**What to produce**. Each entry is to be output precisely as it appears.

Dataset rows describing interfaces
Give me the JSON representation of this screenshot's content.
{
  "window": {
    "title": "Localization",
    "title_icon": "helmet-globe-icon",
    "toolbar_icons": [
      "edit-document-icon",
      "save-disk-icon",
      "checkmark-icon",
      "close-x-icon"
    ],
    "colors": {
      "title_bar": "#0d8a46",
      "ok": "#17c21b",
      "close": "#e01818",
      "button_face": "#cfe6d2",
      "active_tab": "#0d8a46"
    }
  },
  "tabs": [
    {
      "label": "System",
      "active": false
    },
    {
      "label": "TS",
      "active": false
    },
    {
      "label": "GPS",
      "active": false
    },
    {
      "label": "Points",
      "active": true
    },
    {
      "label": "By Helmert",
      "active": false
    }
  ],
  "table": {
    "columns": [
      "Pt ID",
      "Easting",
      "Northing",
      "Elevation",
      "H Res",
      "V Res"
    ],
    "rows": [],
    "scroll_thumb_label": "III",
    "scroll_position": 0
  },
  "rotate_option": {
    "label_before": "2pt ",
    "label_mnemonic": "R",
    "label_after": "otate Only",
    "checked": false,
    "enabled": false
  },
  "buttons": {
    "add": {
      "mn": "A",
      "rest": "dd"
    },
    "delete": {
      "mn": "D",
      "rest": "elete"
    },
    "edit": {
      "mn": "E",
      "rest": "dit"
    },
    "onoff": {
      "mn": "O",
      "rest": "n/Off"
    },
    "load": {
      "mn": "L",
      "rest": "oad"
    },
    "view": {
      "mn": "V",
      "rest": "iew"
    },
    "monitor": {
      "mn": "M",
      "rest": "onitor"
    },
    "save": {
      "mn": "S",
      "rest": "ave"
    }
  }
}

**Exercise output**.
Give me the JSON representation of this screenshot's content.
{
  "window": {
    "title": "Localization",
    "title_icon": "helmet-globe-icon",
    "toolbar_icons": [
      "edit-document-icon",
      "save-disk-icon",
      "checkmark-icon",
      "close-x-icon"
    ],
    "colors": {
      "title_bar": "#0d8a46",
      "ok": "#17c21b",
      "close": "#e01818",
      "button_face": "#cfe6d2",
      "active_tab": "#0d8a46"
    }
  },
  "tabs": [
    {
      "label": "System",
      "active": false
    },
    {
      "label": "TS",
      "active": false
    },
    {
      "label": "GPS",
      "active": false
    },
    {
      "label": "Points",
      "active": true
    },
    {
      "label": "By Helmert",
      "active": false
    }
  ],
  "table": {
    "columns": [
      "Pt ID",
      "Easting",
      "Northing",
      "Elevation",
      "H Res",
      "V Res"
    ],
    "rows": [],
    "scroll_thumb_label": "III",
    "scroll_position": 0
  },
  "rotate_option": {
    "label_before": "2pt ",
    "label_mnemonic": "R",
    "label_after": "otate Only",
    "checked": false,
    "enabled": false
  },
  "buttons": {
    "add": {
      "mn": "A",
      "rest": "dd"
    },
    "delete": {
      "mn": "D",
      "rest": "elete"
    },
    "edit": {
      "mn": "E",
      "rest": "dit"
    },
    "onoff": {
      "mn": "O",
      "rest": "n/Off"
    },
    "load": {
      "mn": "L",
      "rest": "oad"
    },
    "view": {
      "mn": "V",
      "rest": "iew"
    },
    "monitor": {
      "mn": "M",
      "rest": "onitor"
    },
    "save": {
      "mn": "S",
      "rest": "ave"
    }
  }
}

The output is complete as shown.